---------- Task input ----------
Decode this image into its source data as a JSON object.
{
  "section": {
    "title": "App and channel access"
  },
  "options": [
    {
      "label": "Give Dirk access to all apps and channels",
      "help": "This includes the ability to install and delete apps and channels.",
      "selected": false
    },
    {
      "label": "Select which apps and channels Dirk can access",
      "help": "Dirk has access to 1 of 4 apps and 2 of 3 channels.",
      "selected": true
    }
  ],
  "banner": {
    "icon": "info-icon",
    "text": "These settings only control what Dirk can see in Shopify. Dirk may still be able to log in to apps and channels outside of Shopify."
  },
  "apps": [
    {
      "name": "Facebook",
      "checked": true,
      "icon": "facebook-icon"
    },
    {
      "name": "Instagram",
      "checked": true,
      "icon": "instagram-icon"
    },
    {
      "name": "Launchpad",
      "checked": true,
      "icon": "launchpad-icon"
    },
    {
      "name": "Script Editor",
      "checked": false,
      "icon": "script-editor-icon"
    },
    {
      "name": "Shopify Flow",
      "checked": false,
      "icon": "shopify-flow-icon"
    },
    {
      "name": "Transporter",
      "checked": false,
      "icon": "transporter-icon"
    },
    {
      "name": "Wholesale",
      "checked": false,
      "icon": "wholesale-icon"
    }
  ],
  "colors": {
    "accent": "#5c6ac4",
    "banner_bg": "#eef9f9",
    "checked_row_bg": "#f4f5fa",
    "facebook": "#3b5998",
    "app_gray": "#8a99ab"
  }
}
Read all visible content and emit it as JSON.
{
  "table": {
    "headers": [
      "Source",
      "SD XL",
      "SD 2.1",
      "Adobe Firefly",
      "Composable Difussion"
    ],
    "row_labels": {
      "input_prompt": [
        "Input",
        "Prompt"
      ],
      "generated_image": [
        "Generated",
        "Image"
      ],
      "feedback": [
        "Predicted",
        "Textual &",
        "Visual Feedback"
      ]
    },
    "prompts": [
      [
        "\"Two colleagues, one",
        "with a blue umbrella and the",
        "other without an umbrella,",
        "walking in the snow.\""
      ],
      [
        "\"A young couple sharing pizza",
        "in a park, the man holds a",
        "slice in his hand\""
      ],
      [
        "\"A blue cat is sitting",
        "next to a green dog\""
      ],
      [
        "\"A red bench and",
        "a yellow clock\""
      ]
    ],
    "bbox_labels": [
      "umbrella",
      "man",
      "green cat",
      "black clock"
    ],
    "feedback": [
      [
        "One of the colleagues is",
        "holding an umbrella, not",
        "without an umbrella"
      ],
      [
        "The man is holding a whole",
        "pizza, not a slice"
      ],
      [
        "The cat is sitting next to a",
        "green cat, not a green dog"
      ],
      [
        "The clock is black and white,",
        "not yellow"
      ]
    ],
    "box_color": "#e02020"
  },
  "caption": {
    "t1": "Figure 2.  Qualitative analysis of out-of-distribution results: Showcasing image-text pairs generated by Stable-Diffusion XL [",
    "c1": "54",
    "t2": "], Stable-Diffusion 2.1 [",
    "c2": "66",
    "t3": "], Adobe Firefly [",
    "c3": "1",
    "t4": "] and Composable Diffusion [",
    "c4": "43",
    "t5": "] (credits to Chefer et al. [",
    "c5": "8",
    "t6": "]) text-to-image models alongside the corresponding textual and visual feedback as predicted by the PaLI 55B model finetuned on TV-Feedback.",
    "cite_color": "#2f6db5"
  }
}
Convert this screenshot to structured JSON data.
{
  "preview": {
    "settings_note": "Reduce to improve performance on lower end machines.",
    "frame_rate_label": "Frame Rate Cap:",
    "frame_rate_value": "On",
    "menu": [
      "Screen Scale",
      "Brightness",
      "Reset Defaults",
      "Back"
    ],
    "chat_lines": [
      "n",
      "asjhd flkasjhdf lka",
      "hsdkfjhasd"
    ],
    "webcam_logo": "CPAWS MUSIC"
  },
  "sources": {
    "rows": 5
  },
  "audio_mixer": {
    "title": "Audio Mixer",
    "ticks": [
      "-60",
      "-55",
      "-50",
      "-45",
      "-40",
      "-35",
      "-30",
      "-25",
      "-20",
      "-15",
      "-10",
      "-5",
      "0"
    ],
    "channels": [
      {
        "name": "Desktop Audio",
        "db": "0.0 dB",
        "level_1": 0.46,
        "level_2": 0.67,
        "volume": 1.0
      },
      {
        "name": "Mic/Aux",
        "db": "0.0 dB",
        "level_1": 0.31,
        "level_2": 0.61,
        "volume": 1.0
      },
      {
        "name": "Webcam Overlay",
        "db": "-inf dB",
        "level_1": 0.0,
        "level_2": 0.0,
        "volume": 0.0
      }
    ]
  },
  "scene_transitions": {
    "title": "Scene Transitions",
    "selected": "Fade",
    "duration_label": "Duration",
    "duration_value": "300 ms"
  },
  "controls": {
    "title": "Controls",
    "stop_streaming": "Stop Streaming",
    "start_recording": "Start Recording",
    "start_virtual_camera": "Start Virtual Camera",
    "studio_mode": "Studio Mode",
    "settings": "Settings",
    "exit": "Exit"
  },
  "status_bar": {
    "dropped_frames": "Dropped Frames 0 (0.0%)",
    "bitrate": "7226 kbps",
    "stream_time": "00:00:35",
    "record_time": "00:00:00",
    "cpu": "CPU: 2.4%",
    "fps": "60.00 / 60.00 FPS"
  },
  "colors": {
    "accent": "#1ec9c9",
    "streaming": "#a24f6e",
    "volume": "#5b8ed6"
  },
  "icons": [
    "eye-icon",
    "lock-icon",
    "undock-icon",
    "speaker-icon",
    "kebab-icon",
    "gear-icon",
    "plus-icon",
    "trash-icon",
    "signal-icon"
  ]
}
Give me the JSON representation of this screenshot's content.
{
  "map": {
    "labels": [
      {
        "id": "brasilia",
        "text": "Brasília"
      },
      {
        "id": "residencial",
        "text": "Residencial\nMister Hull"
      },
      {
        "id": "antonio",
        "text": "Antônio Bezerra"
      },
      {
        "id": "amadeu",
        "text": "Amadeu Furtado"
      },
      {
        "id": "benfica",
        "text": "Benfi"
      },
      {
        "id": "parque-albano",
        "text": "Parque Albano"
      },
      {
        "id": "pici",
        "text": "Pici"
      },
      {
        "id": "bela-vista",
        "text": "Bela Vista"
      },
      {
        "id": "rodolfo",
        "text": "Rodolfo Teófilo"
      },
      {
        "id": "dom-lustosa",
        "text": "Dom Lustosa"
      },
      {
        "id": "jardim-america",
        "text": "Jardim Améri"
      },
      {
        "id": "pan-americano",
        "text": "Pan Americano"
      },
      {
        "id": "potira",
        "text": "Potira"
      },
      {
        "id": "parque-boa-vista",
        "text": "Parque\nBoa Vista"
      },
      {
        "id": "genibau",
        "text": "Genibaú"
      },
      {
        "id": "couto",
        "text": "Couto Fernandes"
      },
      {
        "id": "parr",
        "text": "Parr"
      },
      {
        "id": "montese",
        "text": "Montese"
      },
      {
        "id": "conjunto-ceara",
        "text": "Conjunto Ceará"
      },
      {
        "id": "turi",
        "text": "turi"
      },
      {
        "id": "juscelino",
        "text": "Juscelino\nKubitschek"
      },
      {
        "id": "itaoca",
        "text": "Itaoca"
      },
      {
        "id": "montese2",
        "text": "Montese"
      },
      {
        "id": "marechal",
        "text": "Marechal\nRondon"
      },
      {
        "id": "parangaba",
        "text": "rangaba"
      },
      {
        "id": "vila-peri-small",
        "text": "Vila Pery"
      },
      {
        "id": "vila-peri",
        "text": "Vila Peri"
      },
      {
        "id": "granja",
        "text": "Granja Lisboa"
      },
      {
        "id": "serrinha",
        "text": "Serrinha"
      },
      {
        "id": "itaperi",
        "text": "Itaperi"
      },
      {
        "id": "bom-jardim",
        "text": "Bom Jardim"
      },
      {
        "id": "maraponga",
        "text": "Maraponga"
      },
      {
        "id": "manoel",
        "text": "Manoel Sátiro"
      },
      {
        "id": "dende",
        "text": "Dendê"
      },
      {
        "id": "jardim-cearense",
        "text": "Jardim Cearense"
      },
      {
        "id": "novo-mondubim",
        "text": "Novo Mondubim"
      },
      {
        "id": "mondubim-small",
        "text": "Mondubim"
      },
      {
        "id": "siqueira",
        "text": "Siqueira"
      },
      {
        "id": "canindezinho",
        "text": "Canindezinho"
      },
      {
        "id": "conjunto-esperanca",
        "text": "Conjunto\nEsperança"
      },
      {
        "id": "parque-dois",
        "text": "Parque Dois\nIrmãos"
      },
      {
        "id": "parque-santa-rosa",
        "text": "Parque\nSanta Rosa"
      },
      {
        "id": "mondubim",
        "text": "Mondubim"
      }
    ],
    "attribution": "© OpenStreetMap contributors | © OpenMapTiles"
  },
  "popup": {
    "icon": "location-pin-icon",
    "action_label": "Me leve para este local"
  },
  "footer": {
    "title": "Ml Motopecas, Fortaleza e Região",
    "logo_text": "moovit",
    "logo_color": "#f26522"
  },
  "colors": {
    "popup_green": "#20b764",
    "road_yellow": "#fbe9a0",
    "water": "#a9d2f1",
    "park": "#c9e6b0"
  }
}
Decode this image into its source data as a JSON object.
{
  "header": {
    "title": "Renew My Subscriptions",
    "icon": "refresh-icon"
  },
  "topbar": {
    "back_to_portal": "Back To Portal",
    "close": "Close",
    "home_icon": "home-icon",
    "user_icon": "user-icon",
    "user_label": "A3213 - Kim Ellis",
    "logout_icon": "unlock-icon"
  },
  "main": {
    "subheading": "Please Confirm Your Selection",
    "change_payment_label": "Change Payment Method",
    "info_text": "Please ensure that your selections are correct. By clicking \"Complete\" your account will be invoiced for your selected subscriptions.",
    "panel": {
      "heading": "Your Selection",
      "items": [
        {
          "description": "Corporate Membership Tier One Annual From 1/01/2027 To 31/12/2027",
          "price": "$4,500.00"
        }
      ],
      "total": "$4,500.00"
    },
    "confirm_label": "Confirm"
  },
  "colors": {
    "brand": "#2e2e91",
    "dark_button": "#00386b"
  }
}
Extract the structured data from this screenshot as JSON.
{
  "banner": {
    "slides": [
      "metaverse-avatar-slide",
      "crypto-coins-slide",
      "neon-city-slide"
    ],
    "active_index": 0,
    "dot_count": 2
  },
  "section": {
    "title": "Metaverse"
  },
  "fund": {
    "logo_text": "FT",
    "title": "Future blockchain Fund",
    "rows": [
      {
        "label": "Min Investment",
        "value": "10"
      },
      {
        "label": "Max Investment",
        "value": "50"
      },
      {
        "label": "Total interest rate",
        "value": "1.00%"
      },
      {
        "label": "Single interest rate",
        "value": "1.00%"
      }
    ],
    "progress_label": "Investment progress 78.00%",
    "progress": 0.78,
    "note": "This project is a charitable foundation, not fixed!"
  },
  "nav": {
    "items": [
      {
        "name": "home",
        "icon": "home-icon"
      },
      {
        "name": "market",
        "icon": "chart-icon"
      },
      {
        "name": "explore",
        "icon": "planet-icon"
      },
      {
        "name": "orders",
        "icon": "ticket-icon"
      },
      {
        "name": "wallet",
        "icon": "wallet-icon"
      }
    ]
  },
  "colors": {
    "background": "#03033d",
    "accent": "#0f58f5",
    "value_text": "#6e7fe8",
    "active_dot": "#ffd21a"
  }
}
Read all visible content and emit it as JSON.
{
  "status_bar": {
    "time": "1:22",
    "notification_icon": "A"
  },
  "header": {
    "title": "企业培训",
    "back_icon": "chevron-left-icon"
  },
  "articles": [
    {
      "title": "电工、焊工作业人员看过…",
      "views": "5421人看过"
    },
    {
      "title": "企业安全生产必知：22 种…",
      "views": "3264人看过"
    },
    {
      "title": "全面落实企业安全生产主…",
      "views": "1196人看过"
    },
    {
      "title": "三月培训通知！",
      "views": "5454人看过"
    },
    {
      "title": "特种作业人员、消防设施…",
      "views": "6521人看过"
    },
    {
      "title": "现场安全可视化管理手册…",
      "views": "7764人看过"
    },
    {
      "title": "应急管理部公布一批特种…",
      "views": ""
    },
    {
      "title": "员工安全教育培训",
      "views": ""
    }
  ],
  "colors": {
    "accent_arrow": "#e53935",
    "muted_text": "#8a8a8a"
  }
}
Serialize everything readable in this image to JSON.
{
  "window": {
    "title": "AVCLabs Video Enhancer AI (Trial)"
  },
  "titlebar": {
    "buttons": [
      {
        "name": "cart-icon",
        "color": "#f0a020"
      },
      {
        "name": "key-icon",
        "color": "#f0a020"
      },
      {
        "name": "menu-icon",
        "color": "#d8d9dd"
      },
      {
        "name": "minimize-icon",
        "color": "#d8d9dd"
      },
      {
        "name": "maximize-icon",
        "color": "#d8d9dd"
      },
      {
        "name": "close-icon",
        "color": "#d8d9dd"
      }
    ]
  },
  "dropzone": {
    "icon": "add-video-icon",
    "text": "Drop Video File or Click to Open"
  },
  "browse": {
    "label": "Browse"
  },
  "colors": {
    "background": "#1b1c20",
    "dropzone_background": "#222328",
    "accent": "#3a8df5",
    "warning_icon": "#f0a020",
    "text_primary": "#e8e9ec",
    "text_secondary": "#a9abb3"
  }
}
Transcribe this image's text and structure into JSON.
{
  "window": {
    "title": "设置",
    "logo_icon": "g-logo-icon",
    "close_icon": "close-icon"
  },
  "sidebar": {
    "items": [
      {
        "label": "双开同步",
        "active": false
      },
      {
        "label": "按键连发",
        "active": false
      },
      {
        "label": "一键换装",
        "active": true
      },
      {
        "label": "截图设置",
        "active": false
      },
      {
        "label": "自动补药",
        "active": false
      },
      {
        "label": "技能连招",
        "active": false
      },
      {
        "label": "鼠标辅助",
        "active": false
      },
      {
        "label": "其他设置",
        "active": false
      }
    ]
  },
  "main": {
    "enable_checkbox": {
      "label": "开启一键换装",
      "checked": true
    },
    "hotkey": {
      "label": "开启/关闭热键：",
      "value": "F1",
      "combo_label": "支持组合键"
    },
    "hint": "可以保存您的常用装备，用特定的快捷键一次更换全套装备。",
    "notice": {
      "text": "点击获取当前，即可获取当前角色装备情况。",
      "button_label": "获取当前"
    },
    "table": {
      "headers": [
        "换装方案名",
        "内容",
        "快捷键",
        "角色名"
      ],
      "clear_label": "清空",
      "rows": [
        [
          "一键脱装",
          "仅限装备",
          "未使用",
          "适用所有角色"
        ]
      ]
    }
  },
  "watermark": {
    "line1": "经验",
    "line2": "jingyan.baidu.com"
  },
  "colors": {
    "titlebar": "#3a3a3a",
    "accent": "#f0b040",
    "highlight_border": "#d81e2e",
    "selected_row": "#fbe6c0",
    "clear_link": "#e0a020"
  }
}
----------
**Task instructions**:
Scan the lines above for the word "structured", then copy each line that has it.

**Response area**:
Convert this screenshot to structured JSON data.
Extract the structured data from this screenshot as JSON.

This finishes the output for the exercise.